TASK DIRECTIONS: Sort through the material below and copy each line with "screen".

::: DATA TO USE

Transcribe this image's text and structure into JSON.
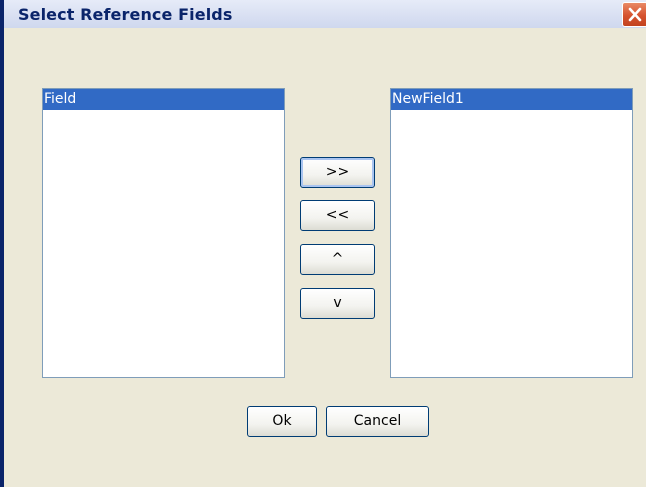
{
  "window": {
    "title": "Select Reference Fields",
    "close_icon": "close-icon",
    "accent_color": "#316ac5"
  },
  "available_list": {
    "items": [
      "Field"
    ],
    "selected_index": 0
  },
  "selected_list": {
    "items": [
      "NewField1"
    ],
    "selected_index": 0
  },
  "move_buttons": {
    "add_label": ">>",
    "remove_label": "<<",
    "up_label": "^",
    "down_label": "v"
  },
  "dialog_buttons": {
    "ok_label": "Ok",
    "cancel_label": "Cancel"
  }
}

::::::
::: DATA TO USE

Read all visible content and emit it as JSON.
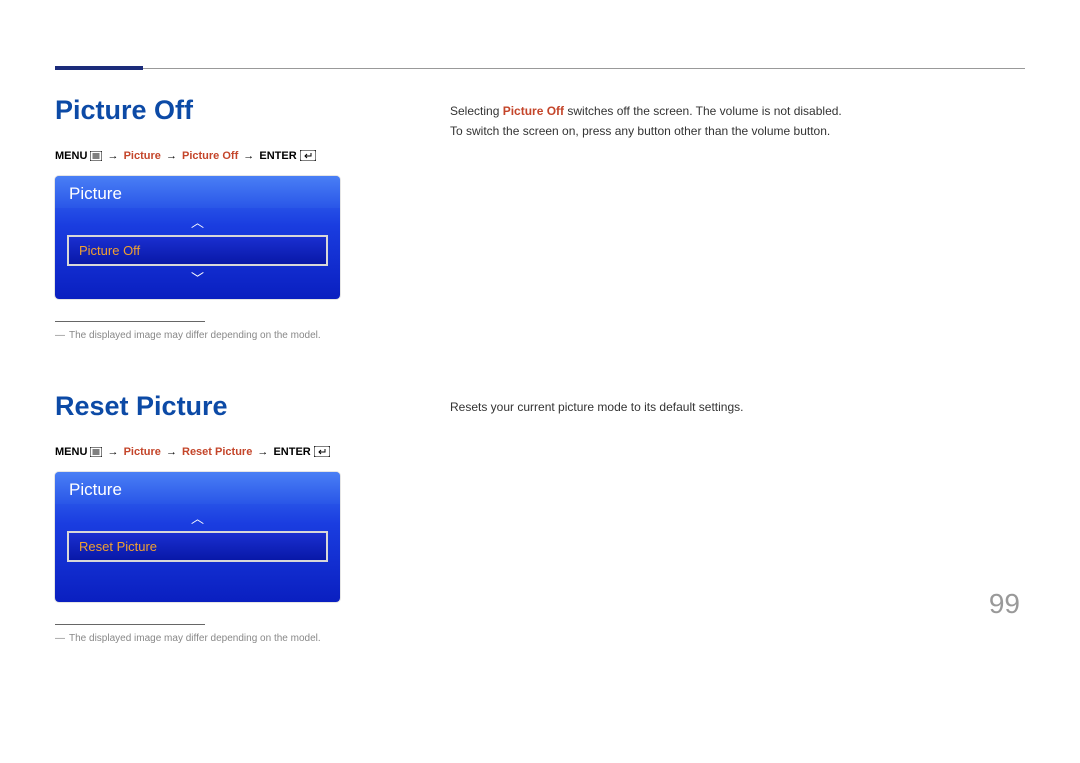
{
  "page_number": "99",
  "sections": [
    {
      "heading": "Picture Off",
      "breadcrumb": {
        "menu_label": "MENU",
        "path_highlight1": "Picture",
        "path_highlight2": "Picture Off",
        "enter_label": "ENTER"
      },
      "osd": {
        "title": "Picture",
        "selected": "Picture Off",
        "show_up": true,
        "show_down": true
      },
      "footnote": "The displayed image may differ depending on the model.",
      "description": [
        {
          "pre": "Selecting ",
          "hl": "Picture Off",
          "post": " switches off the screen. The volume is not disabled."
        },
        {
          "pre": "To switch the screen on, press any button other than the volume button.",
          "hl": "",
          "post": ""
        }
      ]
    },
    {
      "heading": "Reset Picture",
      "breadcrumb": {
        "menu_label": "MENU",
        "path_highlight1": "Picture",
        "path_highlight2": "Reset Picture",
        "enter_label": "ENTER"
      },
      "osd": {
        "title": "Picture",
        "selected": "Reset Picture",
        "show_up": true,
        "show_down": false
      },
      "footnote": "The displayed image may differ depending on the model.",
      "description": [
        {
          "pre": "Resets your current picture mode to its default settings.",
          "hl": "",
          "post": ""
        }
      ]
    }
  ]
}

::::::

RESULT BELOW:
          "post": " switches off the screen. The volume is not disabled."
          "pre": "To switch the screen on, press any button other than the volume button.",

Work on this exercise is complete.